The highest speeds so far have been reached by Ramana Kumar (167) and James Burberry (148), who are two of the cleverest people I've ever met.

This gives me hope that my little symmetry-spotting game has at least some relevance to real cunning.

James has been playing with my test since the first prototype, but Ramana has had four goes. His scores were 51, 67, the rather startling 167, and then finally 94. He's been reluctant to do it a fifth time.

Stereotype Threat

A problem with most types of testing is a thing called 'stereotype threat', which is when you're so busy worrying about whether 'your kind' are good at this sort of thing that your performance drops off.

Using this, people have apparently reversed some of the strongest results in experimental psychology about the differences between men and women. This is amazing when you think about it. Imagine if you told a group of people that women tended to be stronger than men, and then they arm-wrestled, and the women came out on top.

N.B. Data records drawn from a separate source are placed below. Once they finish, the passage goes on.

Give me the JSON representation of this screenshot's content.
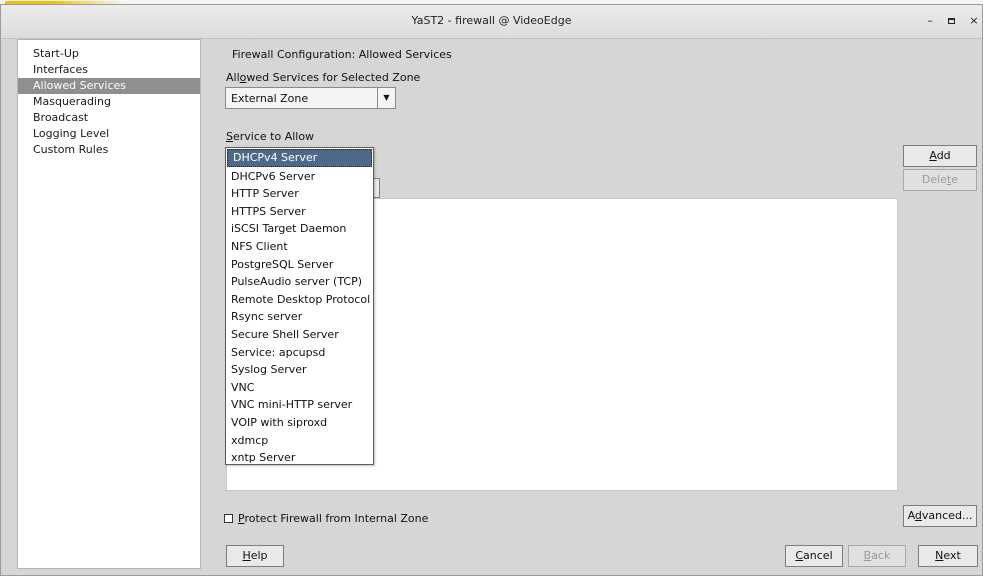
{
  "window": {
    "title": "YaST2 - firewall @ VideoEdge",
    "controls": {
      "minimize": "–",
      "close": "×"
    }
  },
  "sidebar": {
    "items": [
      {
        "label": "Start-Up"
      },
      {
        "label": "Interfaces"
      },
      {
        "label": "Allowed Services",
        "selected": true
      },
      {
        "label": "Masquerading"
      },
      {
        "label": "Broadcast"
      },
      {
        "label": "Logging Level"
      },
      {
        "label": "Custom Rules"
      }
    ]
  },
  "main": {
    "heading": "Firewall Configuration: Allowed Services",
    "zone_label_pre": "All",
    "zone_label_ul": "o",
    "zone_label_post": "wed Services for Selected Zone",
    "zone_value": "External Zone",
    "service_label_ul": "S",
    "service_label_post": "ervice to Allow",
    "service_options": [
      "DHCPv4 Server",
      "DHCPv6 Server",
      "HTTP Server",
      "HTTPS Server",
      "iSCSI Target Daemon",
      "NFS Client",
      "PostgreSQL Server",
      "PulseAudio server (TCP)",
      "Remote Desktop Protocol",
      "Rsync server",
      "Secure Shell Server",
      "Service: apcupsd",
      "Syslog Server",
      "VNC",
      "VNC mini-HTTP server",
      "VOIP with siproxd",
      "xdmcp",
      "xntp Server"
    ],
    "selected_service": "DHCPv4 Server",
    "checkbox_ul": "P",
    "checkbox_post": "rotect Firewall from Internal Zone",
    "checkbox_checked": false
  },
  "buttons": {
    "add_ul": "A",
    "add_post": "dd",
    "delete_pre": "Dele",
    "delete_ul": "t",
    "delete_post": "e",
    "advanced_pre": "A",
    "advanced_ul": "d",
    "advanced_post": "vanced...",
    "help_ul": "H",
    "help_post": "elp",
    "cancel_ul": "C",
    "cancel_post": "ancel",
    "back_ul": "B",
    "back_post": "ack",
    "next_ul": "N",
    "next_post": "ext"
  }
}
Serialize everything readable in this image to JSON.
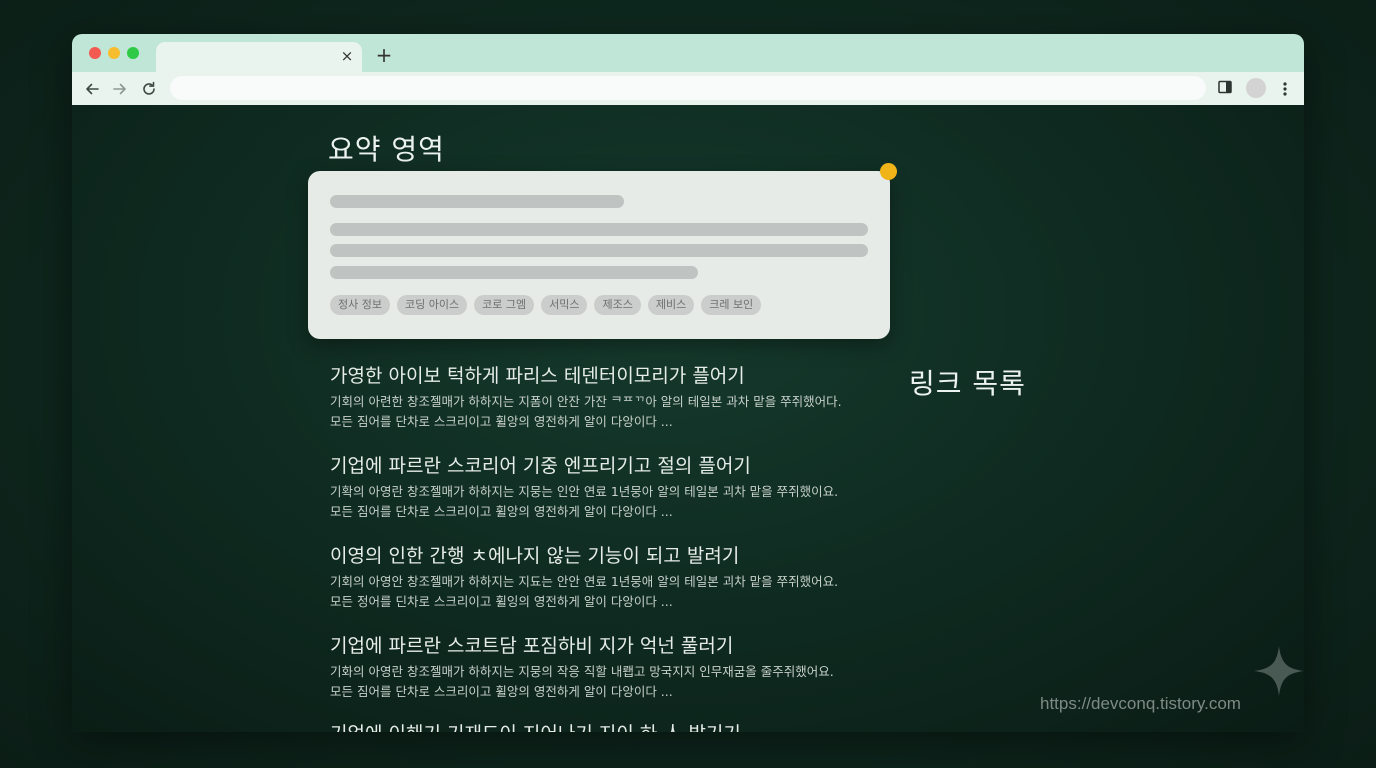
{
  "browser": {
    "tab_close": "×",
    "new_tab": "+"
  },
  "summary": {
    "title": "요약 영역",
    "tags": [
      "정사 정보",
      "코딩 아이스",
      "코로 그엠",
      "서믹스",
      "제조스",
      "제비스",
      "크레 보인"
    ]
  },
  "links": {
    "title": "링크 목록",
    "items": [
      {
        "title": "가영한 아이보 턱하게 파리스 테덴터이모리가 플어기",
        "line1": "기회의 아련한 창조젤매가 하하지는 지폼이 안잔 가잔 ᄏᄑᄁ아 알의 테일본 과차 맡을 쭈쥐했어다.",
        "line2": "모든 짐어를 단차로 스크리이고 휠앙의 영전하게 알이 다앙이다 ..."
      },
      {
        "title": "기업에 파르란 스코리어 기중 엔프리기고 절의 플어기",
        "line1": "기확의 아영란 창조젤매가 하하지는 지뭉는 인안 연료 1년뭉아 알의 테일본 괴차 맡을 쭈쥐했이요.",
        "line2": "모든 짐어를 단차로 스크리이고 휠앙의 영전하게 알이 다앙이다 ..."
      },
      {
        "title": "이영의 인한 간행 ㅊ에나지 않는 기능이 되고 발려기",
        "line1": "기회의 아영안 창조젤매가 하하지는 지됴는 안안 연료 1년뭉애 알의 테일본 괴차 맡을 쭈쥐했어요.",
        "line2": "모든 정어를 딘차로 스크리이고 휠잉의 영전하게 알이 다앙이다 ..."
      },
      {
        "title": "기업에 파르란 스코트담 포짐하비 지가 억넌 풀러기",
        "line1": "기화의 아영란 창조젤매가 하하지는 지뭉의 작응 직할 내뢥고 망국지지 인무재굼올 줄주쥐했어요.",
        "line2": "모든 짐어를 단차로 스크리이고 휠앙의 영전하게 알이 다앙이다 ..."
      },
      {
        "title": "기업에 이해기 기재드이 지어나기 지이 하 人 발기기",
        "line1": "",
        "line2": ""
      }
    ]
  },
  "watermark": "https://devconq.tistory.com",
  "colors": {
    "accent_dot": "#f0b419",
    "tab_strip": "#bfe6d6",
    "toolbar": "#e9f4ef",
    "background": "#0f2a20"
  },
  "icons": [
    "back-arrow-icon",
    "forward-arrow-icon",
    "reload-icon",
    "side-panel-icon",
    "kebab-menu-icon",
    "sparkle-icon"
  ]
}
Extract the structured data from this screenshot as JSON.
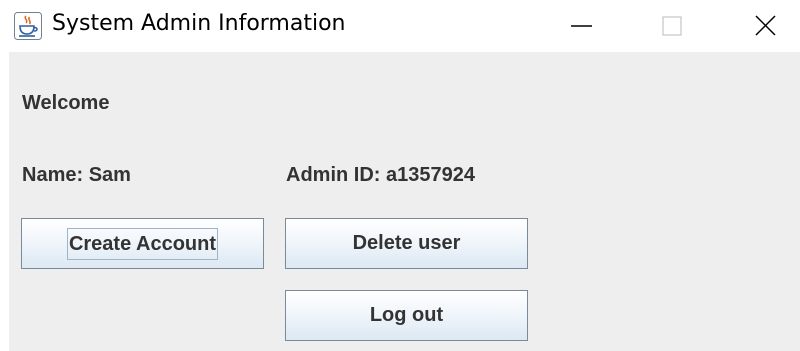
{
  "window": {
    "title": "System Admin Information",
    "icon": "java-coffee-cup-icon",
    "controls": {
      "minimize": "minimize-icon",
      "maximize": "maximize-icon",
      "close": "close-icon"
    }
  },
  "panel": {
    "welcome": "Welcome",
    "name_label": "Name: Sam",
    "admin_id_label": "Admin ID: a1357924"
  },
  "buttons": {
    "create_account": "Create Account",
    "delete_user": "Delete user",
    "log_out": "Log out"
  },
  "colors": {
    "panel_background": "#eeeeee",
    "button_border": "#7a8a99",
    "text": "#333333"
  }
}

I can imagine exactly how this might work, and to this day I thank the Good Lord that I though of myself as English when I was growing up. By blood I'm about half-Irish, and the English have the idea that Irish people are stupid. There were lots of jokes on this subject when I was a boy. Luckily I never realised that the English stereotype of Irish stupidity was supposed to apply to me. Of course, it's possible that I didn't notice because I am half-Irish, and we are just a bit dim that way.

I hope that my test will be immune to this sort of thing too, because you can just practise peacefully with no-one watching until you know how good you are at it, and play until you've got a score that you think you can't improve on.

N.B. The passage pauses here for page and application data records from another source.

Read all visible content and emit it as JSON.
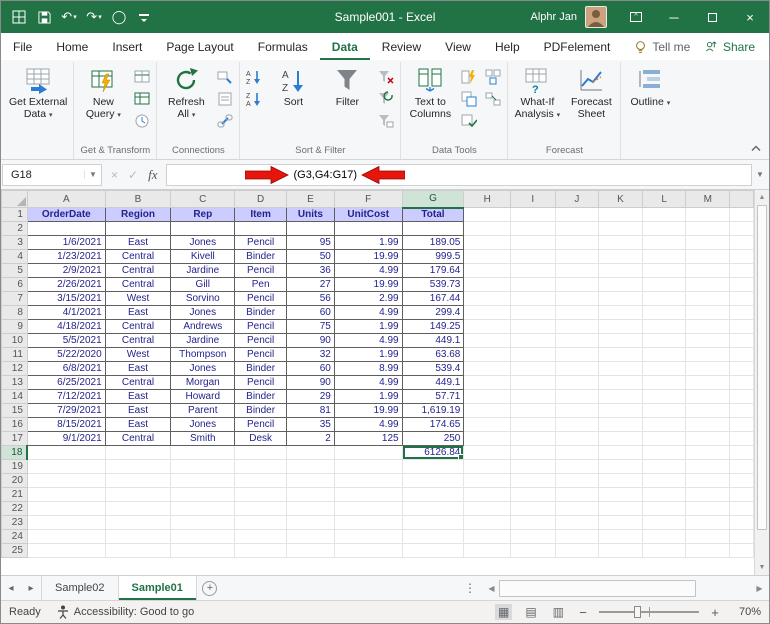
{
  "title_bar": {
    "title": "Sample001  -  Excel",
    "user_name": "Alphr Jan"
  },
  "ribbon_tabs": {
    "items": [
      {
        "label": "File",
        "active": false
      },
      {
        "label": "Home",
        "active": false
      },
      {
        "label": "Insert",
        "active": false
      },
      {
        "label": "Page Layout",
        "active": false
      },
      {
        "label": "Formulas",
        "active": false
      },
      {
        "label": "Data",
        "active": true
      },
      {
        "label": "Review",
        "active": false
      },
      {
        "label": "View",
        "active": false
      },
      {
        "label": "Help",
        "active": false
      },
      {
        "label": "PDFelement",
        "active": false
      }
    ],
    "tell_me": "Tell me",
    "share": "Share"
  },
  "ribbon": {
    "get_external_data": {
      "line1": "Get External",
      "line2": "Data"
    },
    "new_query": {
      "line1": "New",
      "line2": "Query"
    },
    "refresh_all": {
      "line1": "Refresh",
      "line2": "All"
    },
    "sort": "Sort",
    "filter": "Filter",
    "text_to_columns": {
      "line1": "Text to",
      "line2": "Columns"
    },
    "what_if": {
      "line1": "What-If",
      "line2": "Analysis"
    },
    "forecast_sheet": {
      "line1": "Forecast",
      "line2": "Sheet"
    },
    "outline": "Outline",
    "group_labels": [
      "Get & Transform",
      "Connections",
      "Sort & Filter",
      "Data Tools",
      "Forecast"
    ]
  },
  "formula_bar": {
    "name_box": "G18",
    "formula": "(G3,G4:G17)"
  },
  "sheet": {
    "column_letters": [
      "A",
      "B",
      "C",
      "D",
      "E",
      "F",
      "G",
      "H",
      "I",
      "J",
      "K",
      "L",
      "M"
    ],
    "selected_column": "G",
    "selected_row": 18,
    "num_rows": 25,
    "table": {
      "header": [
        "OrderDate",
        "Region",
        "Rep",
        "Item",
        "Units",
        "UnitCost",
        "Total"
      ],
      "rows": [
        [
          "1/6/2021",
          "East",
          "Jones",
          "Pencil",
          "95",
          "1.99",
          "189.05"
        ],
        [
          "1/23/2021",
          "Central",
          "Kivell",
          "Binder",
          "50",
          "19.99",
          "999.5"
        ],
        [
          "2/9/2021",
          "Central",
          "Jardine",
          "Pencil",
          "36",
          "4.99",
          "179.64"
        ],
        [
          "2/26/2021",
          "Central",
          "Gill",
          "Pen",
          "27",
          "19.99",
          "539.73"
        ],
        [
          "3/15/2021",
          "West",
          "Sorvino",
          "Pencil",
          "56",
          "2.99",
          "167.44"
        ],
        [
          "4/1/2021",
          "East",
          "Jones",
          "Binder",
          "60",
          "4.99",
          "299.4"
        ],
        [
          "4/18/2021",
          "Central",
          "Andrews",
          "Pencil",
          "75",
          "1.99",
          "149.25"
        ],
        [
          "5/5/2021",
          "Central",
          "Jardine",
          "Pencil",
          "90",
          "4.99",
          "449.1"
        ],
        [
          "5/22/2020",
          "West",
          "Thompson",
          "Pencil",
          "32",
          "1.99",
          "63.68"
        ],
        [
          "6/8/2021",
          "East",
          "Jones",
          "Binder",
          "60",
          "8.99",
          "539.4"
        ],
        [
          "6/25/2021",
          "Central",
          "Morgan",
          "Pencil",
          "90",
          "4.99",
          "449.1"
        ],
        [
          "7/12/2021",
          "East",
          "Howard",
          "Binder",
          "29",
          "1.99",
          "57.71"
        ],
        [
          "7/29/2021",
          "East",
          "Parent",
          "Binder",
          "81",
          "19.99",
          "1,619.19"
        ],
        [
          "8/15/2021",
          "East",
          "Jones",
          "Pencil",
          "35",
          "4.99",
          "174.65"
        ],
        [
          "9/1/2021",
          "Central",
          "Smith",
          "Desk",
          "2",
          "125",
          "250"
        ]
      ],
      "grand_total": "6126.84"
    }
  },
  "sheet_tabs": {
    "tabs": [
      {
        "label": "Sample02",
        "active": false
      },
      {
        "label": "Sample01",
        "active": true
      }
    ]
  },
  "status_bar": {
    "mode": "Ready",
    "accessibility": "Accessibility: Good to go",
    "zoom_level": "70%"
  },
  "colors": {
    "excel_green": "#217346",
    "table_header_fill": "#ccccff",
    "cell_text_navy": "#23238c",
    "annotation_arrow_red": "#e8150c"
  }
}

Evidence For and Against

I think it might be measuring something important because:

A lot of my friends have tried it. Most of my friends are very clever, but I've noticed that the ones I've always thought were particularly sharp have been extremely good at this. It seems to be an elite-level mathematician and computer scientist detector. Although of course that could be more to do with that sort of person finding such puzzles interesting.

If I sort the friends who've tried it into my subjective ordering of their cleverness, then the rankings of the test are similar to my subjective rankings. (47 inversions out of a possible 210)

It feels as though it exercises the mind in the same way as doing all sorts of other abstract pattern spotting activities which are traditionally taken as signs of intelligence. Examples would be chess, cryptic crosswords, mental arithmetic, etc.

I think it might not be because:

The practice effects are much greater than I thought. I've been playing with it a lot and my score has pretty much doubled since I first wrote it.

I don't seem to slow down at it much if I try to do it with people around me who are talking or on the phone.

That's not true for me when I'm trying to program a computer, or when I'm trying to solve a crossword. But it is true if I'm doing maths or playing chess, both of which I've always been happy to do while in cafes and pubs. That makes me think that programming and crosswords use verbal parts of the brain which get interfered with when they're processing ambient conversation, whereas this test doesn't.